Very few things have no explanation, and fewer still have the explanation "a ghost did it". So what's going on here?

I'd hazard a guess that the glass in question had recently come out of the pub's dishwasher. It was then filled with a chilled liquid. The result of this is the inside of the glass begins to cool at a quicker rate than the outside of the glass. As it cools it also contracts, whilst the outside also contracts, but less rapidly. This creates tension within the glass. Pint glasses used by public houses tend not to be particularly high quality. Couple this with the fact that any weakness and flaws in the glass are likely to expand and fracture under said tension, and you've a very explainable reason glasses explode in such circumstances.

Here's a demonstration of the effect by Youtuber The Fluffy T-Rex:

So there you go. Perfectly explainable. Once again we find the only spirits in our friendly local are bottled.

Thursday, 2 March 2017

The Daily Star and The Chilean Poltergeist: Upping The Ante On Fake News.

At a time when everyone is talking about "fake news" and which news sources and stories should be deemed "fake" The Daily Star has taken the bold move to claim the title in perpetuity. Their stunning effort to capitalise on the fake news phenomena comes with this story from 28/02/17, entitled "Chilling video of family home so HAUNTED it was evacuated by police." 

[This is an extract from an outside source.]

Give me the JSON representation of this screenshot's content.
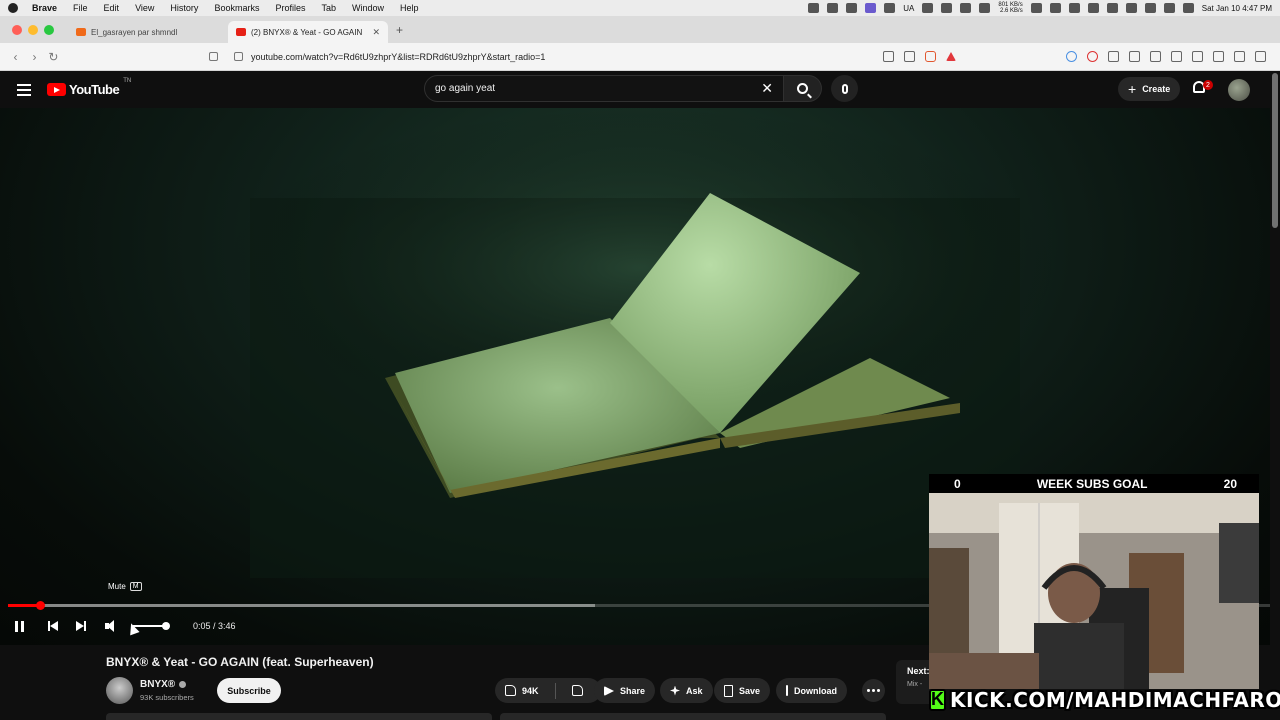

The report tells us of a Chilean family allegedly forced to flee their home after calling the police to investigate an alleged haunting.
"Officers were called to the property after reports of a fire but when they arrived the residents admitted they had actually called because of the strange activities happening inside. They claimed objects had begun floating and moving. Video of the alleged poltergeist has been published online."
The Star links a video at the top of the page and gives a description of the events that take place in the video.
"In the clip a light fitting seems to sway all by itself before a broom in the corner moves. Objects on the kitchen counters including a frying pan then move before a cupboard door flies open. Finally, a bucket flings itself across the floor. While the authenticity of the video cannot be guaranteed, officers who were called to the house in Puerto Montt, Chile, claimed they were attacked by a knife that jumped out of nowhere."
So far, so fake right? So what makes this one stand out from the average piece of ghost "news" offered by the Star or any other tabloid?  Perhaps the fact that the video the Star links and describes in the article was not filmed recently, nor was it filmed in Chile. It was actually filmed in Cork, Ireland and was uploaded to facebook by user Ashy Murphy in September 2015. As of yesterday, the original video had received over 23 million views.

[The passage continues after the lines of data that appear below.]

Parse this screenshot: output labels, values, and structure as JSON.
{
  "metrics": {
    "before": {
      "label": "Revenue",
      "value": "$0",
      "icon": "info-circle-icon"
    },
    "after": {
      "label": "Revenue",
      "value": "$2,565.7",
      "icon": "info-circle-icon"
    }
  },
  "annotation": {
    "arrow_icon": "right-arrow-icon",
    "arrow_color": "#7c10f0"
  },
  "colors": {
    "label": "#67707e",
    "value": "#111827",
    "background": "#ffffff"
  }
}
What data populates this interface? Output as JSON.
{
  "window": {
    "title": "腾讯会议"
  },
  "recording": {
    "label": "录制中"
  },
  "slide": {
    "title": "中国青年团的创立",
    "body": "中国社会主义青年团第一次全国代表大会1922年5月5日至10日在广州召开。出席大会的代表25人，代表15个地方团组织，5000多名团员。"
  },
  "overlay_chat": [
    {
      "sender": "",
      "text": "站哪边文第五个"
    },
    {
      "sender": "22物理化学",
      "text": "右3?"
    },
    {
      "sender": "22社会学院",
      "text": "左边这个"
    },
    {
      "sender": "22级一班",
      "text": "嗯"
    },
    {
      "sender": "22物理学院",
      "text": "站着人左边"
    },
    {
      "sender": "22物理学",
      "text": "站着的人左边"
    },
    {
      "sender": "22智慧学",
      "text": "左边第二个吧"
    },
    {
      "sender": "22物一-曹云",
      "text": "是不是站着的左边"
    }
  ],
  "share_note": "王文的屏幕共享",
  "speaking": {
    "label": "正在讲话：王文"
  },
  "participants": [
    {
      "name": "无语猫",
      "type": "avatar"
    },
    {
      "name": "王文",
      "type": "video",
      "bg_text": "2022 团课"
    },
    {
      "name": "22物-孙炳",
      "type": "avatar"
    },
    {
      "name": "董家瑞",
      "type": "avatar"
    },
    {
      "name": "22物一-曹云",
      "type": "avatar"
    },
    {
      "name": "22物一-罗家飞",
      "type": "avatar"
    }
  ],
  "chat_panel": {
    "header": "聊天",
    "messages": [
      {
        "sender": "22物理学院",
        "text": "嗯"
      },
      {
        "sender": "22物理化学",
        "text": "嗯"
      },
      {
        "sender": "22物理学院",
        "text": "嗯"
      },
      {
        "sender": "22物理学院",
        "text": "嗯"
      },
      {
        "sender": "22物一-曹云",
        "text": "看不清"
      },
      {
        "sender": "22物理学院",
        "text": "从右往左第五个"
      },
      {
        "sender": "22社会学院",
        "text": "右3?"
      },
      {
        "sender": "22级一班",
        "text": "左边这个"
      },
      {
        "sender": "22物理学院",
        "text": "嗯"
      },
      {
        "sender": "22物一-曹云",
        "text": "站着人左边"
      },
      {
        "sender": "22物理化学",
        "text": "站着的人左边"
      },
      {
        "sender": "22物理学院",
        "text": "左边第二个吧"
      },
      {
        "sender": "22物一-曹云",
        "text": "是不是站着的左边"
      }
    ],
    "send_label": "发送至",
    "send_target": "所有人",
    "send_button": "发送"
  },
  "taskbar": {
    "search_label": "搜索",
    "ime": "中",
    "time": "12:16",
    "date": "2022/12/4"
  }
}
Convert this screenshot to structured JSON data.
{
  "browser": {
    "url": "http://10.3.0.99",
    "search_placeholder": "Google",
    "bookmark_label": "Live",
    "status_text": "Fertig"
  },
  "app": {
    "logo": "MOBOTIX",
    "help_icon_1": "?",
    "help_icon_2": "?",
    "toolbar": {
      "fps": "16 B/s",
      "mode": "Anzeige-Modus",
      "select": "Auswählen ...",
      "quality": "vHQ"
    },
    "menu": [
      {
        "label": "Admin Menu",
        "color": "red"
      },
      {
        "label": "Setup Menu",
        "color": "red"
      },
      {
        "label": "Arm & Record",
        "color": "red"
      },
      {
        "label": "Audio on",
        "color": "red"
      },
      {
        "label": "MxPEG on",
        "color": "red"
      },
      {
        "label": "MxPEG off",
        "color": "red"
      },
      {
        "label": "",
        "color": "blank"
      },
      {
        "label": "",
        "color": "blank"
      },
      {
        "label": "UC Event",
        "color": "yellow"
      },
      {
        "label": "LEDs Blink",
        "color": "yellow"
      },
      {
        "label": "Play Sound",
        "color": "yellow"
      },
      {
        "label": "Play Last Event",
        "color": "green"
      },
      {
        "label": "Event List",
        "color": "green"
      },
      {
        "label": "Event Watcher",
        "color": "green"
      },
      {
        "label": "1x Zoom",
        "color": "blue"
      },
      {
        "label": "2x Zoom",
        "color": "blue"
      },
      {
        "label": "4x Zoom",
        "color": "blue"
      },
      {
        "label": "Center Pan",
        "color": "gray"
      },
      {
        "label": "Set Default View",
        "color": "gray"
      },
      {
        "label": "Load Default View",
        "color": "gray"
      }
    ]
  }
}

Let's play spot the difference!

Facebook, Sept 2015.

The Star, 28th Feb 2017.

Here's that original version:

The beauty of the original "Ashy Murphy" version of the video is that not only is the original sound is present, but the video is clearer and far less pixelised. This makes it child's play to spot the wires that Ashy has used to achieve her "poltergeist" effect. The final shot of the video being particularly striking.

Now let's play spot the fishing wire!

Wire or thread is also visible on the cupboard door that opens, but it's far less striking and glimpse and you'll miss it.

You can watch Oskar Jungell replicate the effects of Ashy's video below:

There is an actual video (below) that represents the story the Star is reporting on, and the story itself isn't a complete fabrication. It's clear why the Star didn't use the correct video from watching it, as you can below. It's remarkable only for how unremarkable it is.

Essentially all we see is a pillow fly across a room, not convincing in any way. I believe that the Star reporter intentionally attached a more interesting, more eventful video to this article in an attempt to "spice it up" for the simple reason that would illicit more shares, more clicks and more revenue.

It's not every day that you can highlight the Star as lacking even their usual bar lowering standard of journalistic ethics.

I recently appeared on the Spooktator podcast to discuss this story and others with Hayley Stevens and the crew. It was a great discussion if you'd like to watch that discussion it's here: